Direct air capture (DAC) is a chemical process to capture ambient CO₂ from the atmosphere. Captured CO₂ is then transported and stored underground in disused gas fields or in specific geological formations where it mineralizes in a reaction with the surrounding rocks.
DAC involves five basic steps: 1. Getting large volume of air in contact with sorbents (using huge fans for example) 2. capturing CO₂ with a liquid or solid sorbent 3. regeneration of the sorbent with heat and/or pressure 4. compressing and transporting CO₂ to the storage site 5. injection in geological storage
Steps 1, 3 and 4 all require relatively large amounts of energy, which must mostly be renewable in order to achieve net carbon removal.
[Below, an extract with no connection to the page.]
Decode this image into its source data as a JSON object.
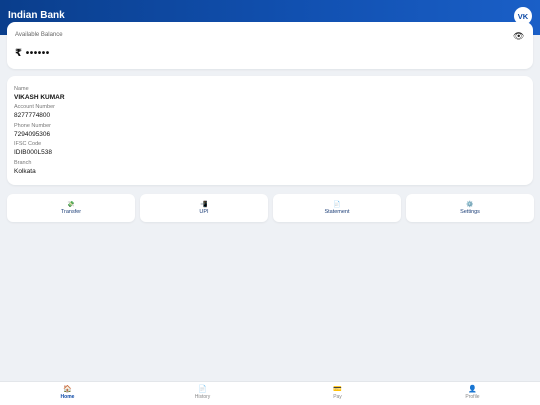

This is the main downside of DAC.
Locating DAC facilities is therefore dependant on renewable energy abundance, and proximity to the geological formations suitable for storage.